[Excerpts from an interface dataset]

● ● ● ● ● ● ●

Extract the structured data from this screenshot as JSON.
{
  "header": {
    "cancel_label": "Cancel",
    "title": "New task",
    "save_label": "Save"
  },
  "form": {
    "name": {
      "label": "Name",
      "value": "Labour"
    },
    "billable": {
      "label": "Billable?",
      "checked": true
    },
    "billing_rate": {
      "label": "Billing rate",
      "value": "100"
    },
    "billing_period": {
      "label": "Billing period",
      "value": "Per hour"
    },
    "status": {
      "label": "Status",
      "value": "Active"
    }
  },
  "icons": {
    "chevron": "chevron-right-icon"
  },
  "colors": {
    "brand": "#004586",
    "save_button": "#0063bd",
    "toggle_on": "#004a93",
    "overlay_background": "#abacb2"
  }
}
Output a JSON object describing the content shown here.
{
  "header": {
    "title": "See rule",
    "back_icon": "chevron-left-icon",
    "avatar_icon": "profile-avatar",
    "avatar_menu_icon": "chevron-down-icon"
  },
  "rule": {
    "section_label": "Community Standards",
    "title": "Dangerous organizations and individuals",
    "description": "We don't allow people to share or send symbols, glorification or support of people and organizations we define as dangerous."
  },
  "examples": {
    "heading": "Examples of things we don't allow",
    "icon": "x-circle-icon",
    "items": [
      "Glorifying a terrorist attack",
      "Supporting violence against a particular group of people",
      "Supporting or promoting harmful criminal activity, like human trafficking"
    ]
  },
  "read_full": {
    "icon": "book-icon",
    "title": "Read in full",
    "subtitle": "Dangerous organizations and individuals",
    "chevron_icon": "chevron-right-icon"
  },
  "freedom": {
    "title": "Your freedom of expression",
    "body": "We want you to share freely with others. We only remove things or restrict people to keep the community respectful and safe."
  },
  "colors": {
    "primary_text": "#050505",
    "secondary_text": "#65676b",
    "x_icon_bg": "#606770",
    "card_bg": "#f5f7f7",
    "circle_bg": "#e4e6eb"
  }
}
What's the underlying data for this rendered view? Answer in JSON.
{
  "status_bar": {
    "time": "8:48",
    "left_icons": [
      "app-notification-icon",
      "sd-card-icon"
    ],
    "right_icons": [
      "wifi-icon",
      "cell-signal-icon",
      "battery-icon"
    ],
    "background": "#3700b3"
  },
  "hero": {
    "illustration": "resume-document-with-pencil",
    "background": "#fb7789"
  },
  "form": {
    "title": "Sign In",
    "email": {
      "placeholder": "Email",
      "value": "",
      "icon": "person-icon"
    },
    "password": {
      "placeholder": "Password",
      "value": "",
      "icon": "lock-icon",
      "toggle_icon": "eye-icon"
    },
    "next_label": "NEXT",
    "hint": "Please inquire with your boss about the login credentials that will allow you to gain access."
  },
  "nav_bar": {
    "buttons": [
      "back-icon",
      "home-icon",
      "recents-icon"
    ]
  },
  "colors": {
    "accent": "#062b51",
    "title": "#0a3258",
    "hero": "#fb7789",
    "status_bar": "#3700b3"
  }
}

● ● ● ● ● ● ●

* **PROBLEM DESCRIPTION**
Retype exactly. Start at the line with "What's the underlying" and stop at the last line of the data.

* **RESPONSE**
What's the underlying data for this rendered view? Answer in JSON.
{
  "status_bar": {
    "time": "8:48",
    "left_icons": [
      "app-notification-icon",
      "sd-card-icon"
    ],
    "right_icons": [
      "wifi-icon",
      "cell-signal-icon",
      "battery-icon"
    ],
    "background": "#3700b3"
  },
  "hero": {
    "illustration": "resume-document-with-pencil",
    "background": "#fb7789"
  },
  "form": {
    "title": "Sign In",
    "email": {
      "placeholder": "Email",
      "value": "",
      "icon": "person-icon"
    },
    "password": {
      "placeholder": "Password",
      "value": "",
      "icon": "lock-icon",
      "toggle_icon": "eye-icon"
    },
    "next_label": "NEXT",
    "hint": "Please inquire with your boss about the login credentials that will allow you to gain access."
  },
  "nav_bar": {
    "buttons": [
      "back-icon",
      "home-icon",
      "recents-icon"
    ]
  },
  "colors": {
    "accent": "#062b51",
    "title": "#0a3258",
    "hero": "#fb7789",
    "status_bar": "#3700b3"
  }
}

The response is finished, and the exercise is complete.